Description of the task:
Your answer must consist of the records below, reproduced exactly, with every picture removed.

[Items from an interface collection]
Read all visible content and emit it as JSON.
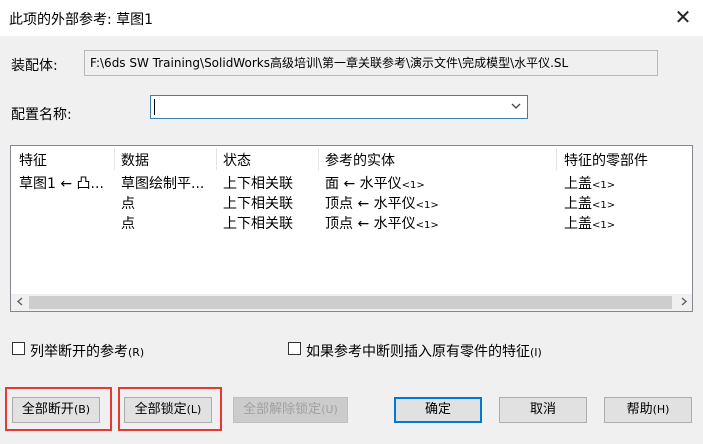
{
  "window": {
    "title": "此项的外部参考: 草图1",
    "close_glyph": "✕"
  },
  "assembly": {
    "label": "装配体:",
    "path": "F:\\6ds SW Training\\SolidWorks高级培训\\第一章关联参考\\演示文件\\完成模型\\水平仪.SL"
  },
  "config": {
    "label": "配置名称:",
    "value": ""
  },
  "table": {
    "headers": [
      "特征",
      "数据",
      "状态",
      "参考的实体",
      "特征的零部件"
    ],
    "rows": [
      {
        "feature": "草图1 ← 凸...",
        "data": "草图绘制平...",
        "status": "上下相关联",
        "entity": "面 ← 水平仪",
        "entity_ref": "<1>",
        "component": "上盖",
        "component_ref": "<1>"
      },
      {
        "feature": "",
        "data": "点",
        "status": "上下相关联",
        "entity": "顶点 ← 水平仪",
        "entity_ref": "<1>",
        "component": "上盖",
        "component_ref": "<1>"
      },
      {
        "feature": "",
        "data": "点",
        "status": "上下相关联",
        "entity": "顶点 ← 水平仪",
        "entity_ref": "<1>",
        "component": "上盖",
        "component_ref": "<1>"
      }
    ]
  },
  "options": {
    "list_broken": {
      "label": "列举断开的参考",
      "hotkey": "(R)",
      "checked": false
    },
    "insert_original": {
      "label": "如果参考中断则插入原有零件的特征",
      "hotkey": "(I)",
      "checked": false
    }
  },
  "buttons": {
    "break_all": "全部断开",
    "break_all_key": "(B)",
    "lock_all": "全部锁定",
    "lock_all_key": "(L)",
    "unlock_all": "全部解除锁定",
    "unlock_all_key": "(U)",
    "ok": "确定",
    "cancel": "取消",
    "help": "帮助",
    "help_key": "(H)"
  },
  "colors": {
    "highlight": "#e53935",
    "focus": "#0078d7"
  }
}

Exercise answer:
Read all visible content and emit it as JSON.
{
  "window": {
    "title": "此项的外部参考: 草图1",
    "close_glyph": "✕"
  },
  "assembly": {
    "label": "装配体:",
    "path": "F:\\6ds SW Training\\SolidWorks高级培训\\第一章关联参考\\演示文件\\完成模型\\水平仪.SL"
  },
  "config": {
    "label": "配置名称:",
    "value": ""
  },
  "table": {
    "headers": [
      "特征",
      "数据",
      "状态",
      "参考的实体",
      "特征的零部件"
    ],
    "rows": [
      {
        "feature": "草图1 ← 凸...",
        "data": "草图绘制平...",
        "status": "上下相关联",
        "entity": "面 ← 水平仪",
        "entity_ref": "<1>",
        "component": "上盖",
        "component_ref": "<1>"
      },
      {
        "feature": "",
        "data": "点",
        "status": "上下相关联",
        "entity": "顶点 ← 水平仪",
        "entity_ref": "<1>",
        "component": "上盖",
        "component_ref": "<1>"
      },
      {
        "feature": "",
        "data": "点",
        "status": "上下相关联",
        "entity": "顶点 ← 水平仪",
        "entity_ref": "<1>",
        "component": "上盖",
        "component_ref": "<1>"
      }
    ]
  },
  "options": {
    "list_broken": {
      "label": "列举断开的参考",
      "hotkey": "(R)",
      "checked": false
    },
    "insert_original": {
      "label": "如果参考中断则插入原有零件的特征",
      "hotkey": "(I)",
      "checked": false
    }
  },
  "buttons": {
    "break_all": "全部断开",
    "break_all_key": "(B)",
    "lock_all": "全部锁定",
    "lock_all_key": "(L)",
    "unlock_all": "全部解除锁定",
    "unlock_all_key": "(U)",
    "ok": "确定",
    "cancel": "取消",
    "help": "帮助",
    "help_key": "(H)"
  },
  "colors": {
    "highlight": "#e53935",
    "focus": "#0078d7"
  }
}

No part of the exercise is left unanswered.